Media is all about the message. Even when it appears to serve an entertaining purpose, there is always a hidden message within each media art form. When most consumers think of messages, what comes to mind are political and corporate advertisements. While these may appear as the common ones, media messages range from overt and clear statements to vague expressions. There are times when such messages could come in the form of propaganda. This is defined as the manipulation of information in order to influence public opinion. Propaganda has played a significant role in how modern mass media has functioned as a persuasion tool. Like all forms of communication, propaganda, as a tool, is not inherently evil or good. It is the effect on society that will determine this, and these effects, most times, would depend on the motives of those who are using the propaganda. For instance, every cause from religion to the Democratic and Communism revolutions has all employed propaganda in one form or another to spread its messages. Today, the negative connotation attached to the word is a result of the use of mass media by governments during World War 1 to motivate citizens to join the army and fight the war. By pitting the two sides in the war against each other in a sort of ideological battle, mass media was used to get many people who had zero ideas about the political motives behind the war itself.
The mass media further reinforces certain cultural values that end up becoming mainstream and adopted by the wider society. This is especially evident in celebrities and the role they adopt or even the clothes they wear. For instance, as seen today, the ideas of masculinity and femininity are mere representations of the roles that actors such as Marilyn Monroe and John Wayne portrayed. These media forms further reinforce certain stereotypes in society, some of which even marginalize certain groups. For instance, print media and television once and even still portray women as submissive and best suited to domestic roles. This portrayal is a reflection of the cultural limitations on women, but it also reinforces it.
The New Media
Today’s electronic and digital media, which includes cellphones, comics, electronic literature, video games, and all other forms of internet-based forms of communication, have had a significant effect on society. One such effect is the volume of information that has become available as a result. With access to more information, the perception and how people process such information have also changed, affecting the culture. For instance, the in-depth and thorough manner in which older media was consumed is now replaced by cursory glances in an age where attention span has dramatically reduced. Information can now easily be spread and curated depending on the taste of the consumers.
There is an increased subjectivity in the media approach to curating information like the consumers themselves continue to filter information in such a manner that they only get what they want. Any opposing view or perspective can be blocked out.

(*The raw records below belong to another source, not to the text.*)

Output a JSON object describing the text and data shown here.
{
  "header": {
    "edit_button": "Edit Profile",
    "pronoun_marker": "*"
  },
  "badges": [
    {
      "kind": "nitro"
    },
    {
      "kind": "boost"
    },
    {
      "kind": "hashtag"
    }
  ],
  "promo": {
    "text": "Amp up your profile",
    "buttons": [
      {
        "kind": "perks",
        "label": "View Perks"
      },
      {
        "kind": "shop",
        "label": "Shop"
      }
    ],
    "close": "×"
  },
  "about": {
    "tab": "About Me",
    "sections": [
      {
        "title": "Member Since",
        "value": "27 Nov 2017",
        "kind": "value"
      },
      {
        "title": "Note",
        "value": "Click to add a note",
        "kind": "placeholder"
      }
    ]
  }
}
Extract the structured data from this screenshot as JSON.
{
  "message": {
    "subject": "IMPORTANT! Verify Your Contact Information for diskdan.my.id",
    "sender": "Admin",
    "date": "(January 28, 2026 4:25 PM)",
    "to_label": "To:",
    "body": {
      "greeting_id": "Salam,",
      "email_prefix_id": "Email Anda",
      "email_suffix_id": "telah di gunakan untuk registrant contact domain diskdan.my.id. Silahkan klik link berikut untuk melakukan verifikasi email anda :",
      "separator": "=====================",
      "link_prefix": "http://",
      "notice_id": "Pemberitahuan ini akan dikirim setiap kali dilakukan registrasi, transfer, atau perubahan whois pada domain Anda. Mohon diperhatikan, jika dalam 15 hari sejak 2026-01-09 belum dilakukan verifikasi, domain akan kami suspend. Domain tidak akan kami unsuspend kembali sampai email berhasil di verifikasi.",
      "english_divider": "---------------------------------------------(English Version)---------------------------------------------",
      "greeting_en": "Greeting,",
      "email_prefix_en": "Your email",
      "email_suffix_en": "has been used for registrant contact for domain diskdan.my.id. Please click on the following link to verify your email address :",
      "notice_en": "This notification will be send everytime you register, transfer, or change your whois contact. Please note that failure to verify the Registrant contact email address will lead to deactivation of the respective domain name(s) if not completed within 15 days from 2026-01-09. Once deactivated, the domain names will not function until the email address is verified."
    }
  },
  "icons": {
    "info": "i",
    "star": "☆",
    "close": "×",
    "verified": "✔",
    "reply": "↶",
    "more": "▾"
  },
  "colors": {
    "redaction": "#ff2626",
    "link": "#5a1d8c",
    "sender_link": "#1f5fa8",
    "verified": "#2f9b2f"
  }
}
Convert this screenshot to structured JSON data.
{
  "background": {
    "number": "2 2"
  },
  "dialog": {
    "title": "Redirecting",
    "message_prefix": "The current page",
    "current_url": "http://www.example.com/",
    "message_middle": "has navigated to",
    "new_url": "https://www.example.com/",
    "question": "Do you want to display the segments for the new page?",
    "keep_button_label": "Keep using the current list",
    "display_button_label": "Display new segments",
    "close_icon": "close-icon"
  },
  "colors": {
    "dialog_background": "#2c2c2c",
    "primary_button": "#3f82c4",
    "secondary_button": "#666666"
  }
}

However, there has been a growth in literacy due to the fact that most of the internet is dominated by text-based content. Thus, for consumers to actively participate in this internet culture, consumers usually need a literacy level. However, critics have described this internet literacy as sub literacy at best. Most of the internet’s content is a far cry from the print media and books’ standards. However, one must remember that the effect of new media on how society perceives and processes information is not to decrease or increase the level of literacy but to change the standards (Choney, 2010). Instead of the scholarly, elaborate, and perhaps complicated writing of the past, the criteria are shifting towards directness and simplicity.
The Media Arts and Culture program allows the student to understand old media and familiarize themselves with the new ones and integrate all of these into the creation of unique works of art.